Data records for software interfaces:
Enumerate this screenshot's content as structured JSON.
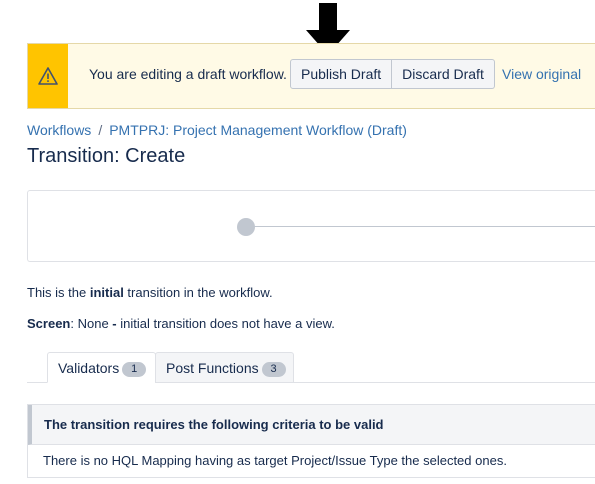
{
  "banner": {
    "icon": "warning-icon",
    "text": "You are editing a draft workflow.",
    "publish_label": "Publish Draft",
    "discard_label": "Discard Draft",
    "view_original_label": "View original",
    "accent_color": "#ffc400"
  },
  "breadcrumb": {
    "items": [
      "Workflows",
      "PMTPRJ: Project Management Workflow (Draft)"
    ],
    "separator": "/"
  },
  "page_title": "Transition: Create",
  "info": {
    "line1_pre": "This is the ",
    "line1_bold": "initial",
    "line1_post": " transition in the workflow.",
    "line2_label": "Screen",
    "line2_text": ": None ",
    "line2_bold": "-",
    "line2_post": " initial transition does not have a view."
  },
  "tabs": [
    {
      "label": "Validators",
      "count": "1",
      "active": true
    },
    {
      "label": "Post Functions",
      "count": "3",
      "active": false
    }
  ],
  "criteria": {
    "header": "The transition requires the following criteria to be valid",
    "body": "There is no HQL Mapping having as target Project/Issue Type the selected ones."
  }
}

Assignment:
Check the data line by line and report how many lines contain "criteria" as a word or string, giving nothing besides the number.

Finished task:
2